I want to add just a few comments to the many that have followed the superbly detailed reporting of the multiple harassment and sexual assault accusations made against Hollywood producer, Harvey Weinstein. The women who have come forward and shared their personal accounts have done a great service and deserve our gratitude. They have made vivid the extreme gender imbalance in the workplace, in which women are routinely subjected to risks and degradations that have been for too long either accepted or swept under the rug.
The first observation is that–unlike the cases involving Bill Cosby, Bill O’Reilly, Roger Ailes and Donald Trump–there have been no choruses of people accusing these women of lying to gain publicity or cash settlements. That is evidence of progress in how such allegations are treated.
Second, as a teacher of literature, I am reminded of the power of narrative. These painfully detailed accounts reveal the blatant abuse of power and the ridiculously difficult situations into which women working with Weinstein were put. They carry so much more force than the generalized things that “everyone knew” about Weinstein: that he was a bully with a terrible temper, that he “hit on” young women, that people feared him. The women’s stories are more palpable and relatable than statistics or sealed settlements with non-disclosure agreements. It is in the actual details that we see Weinstein’s sick obsessions and the debilitating effect they had on women trying to protect their personal integrity and avoid jeopardizing their careers.
Women found in these accounts moments that resonated with their own experiences, as witnessed by the powerful “Me, Too” campaign. Men—well, perhaps we learned something. I think so.
Third, it reminded me of the task that women’s colleges engage in: the daily affirming of female experience and solidarity and identifying sexism and oppression, particularly when those conditions are baked into our accepted social and economic structures. We cite with pride that now more than half of college students and graduates are women. But it would be a mistake to read that as somehow concluding the mission of women’s colleges. Women remain dramatically underrepresented in business and political leadership positions, and one reason for that is the cultural normalization of sexual harassment and intimidation.
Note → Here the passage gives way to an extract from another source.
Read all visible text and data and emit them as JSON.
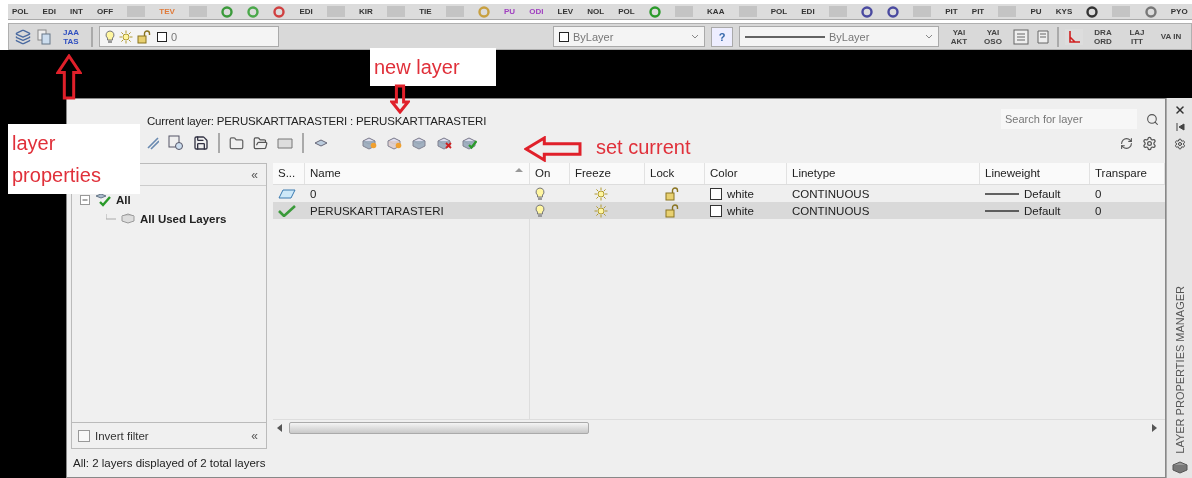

Though men can be subject to workplace harassment, women are much more likely to live under that constant shadow, and it is easy to imagine how it complicates the struggle to succeed professionally. Accepting an invitation to a working dinner with a supervisor becomes a fraught situation rather than a simple opportunity to show your dedication to the job. Business travel has to be navigated with extra care to maintain professionalism.
Our students enter the world of work already taking the narratives of women seriously and understanding the importance of working for social change. And that is true of the graduates of our co-ed campus as well.
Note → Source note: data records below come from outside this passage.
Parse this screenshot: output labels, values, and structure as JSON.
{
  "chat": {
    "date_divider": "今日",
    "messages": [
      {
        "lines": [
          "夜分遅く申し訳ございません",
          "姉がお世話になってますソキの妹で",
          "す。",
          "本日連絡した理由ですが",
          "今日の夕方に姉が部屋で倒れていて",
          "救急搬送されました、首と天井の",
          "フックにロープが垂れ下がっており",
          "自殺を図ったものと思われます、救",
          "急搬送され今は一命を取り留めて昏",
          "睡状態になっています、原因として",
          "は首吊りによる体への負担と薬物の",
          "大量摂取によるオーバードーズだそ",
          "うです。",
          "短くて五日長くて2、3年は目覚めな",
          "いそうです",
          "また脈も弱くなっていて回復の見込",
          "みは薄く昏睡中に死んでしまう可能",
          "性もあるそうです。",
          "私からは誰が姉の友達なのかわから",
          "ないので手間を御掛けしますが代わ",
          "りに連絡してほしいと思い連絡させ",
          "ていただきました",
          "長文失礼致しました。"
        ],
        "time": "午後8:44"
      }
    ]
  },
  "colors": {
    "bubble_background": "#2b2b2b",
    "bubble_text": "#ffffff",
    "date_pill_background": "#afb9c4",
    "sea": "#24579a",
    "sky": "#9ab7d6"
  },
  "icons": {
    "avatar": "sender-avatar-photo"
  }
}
It’s a cliché to say there is much more work to be done. What is not clichéd are the brave and moving stories shared by these women that show us exactly why that cliché is true.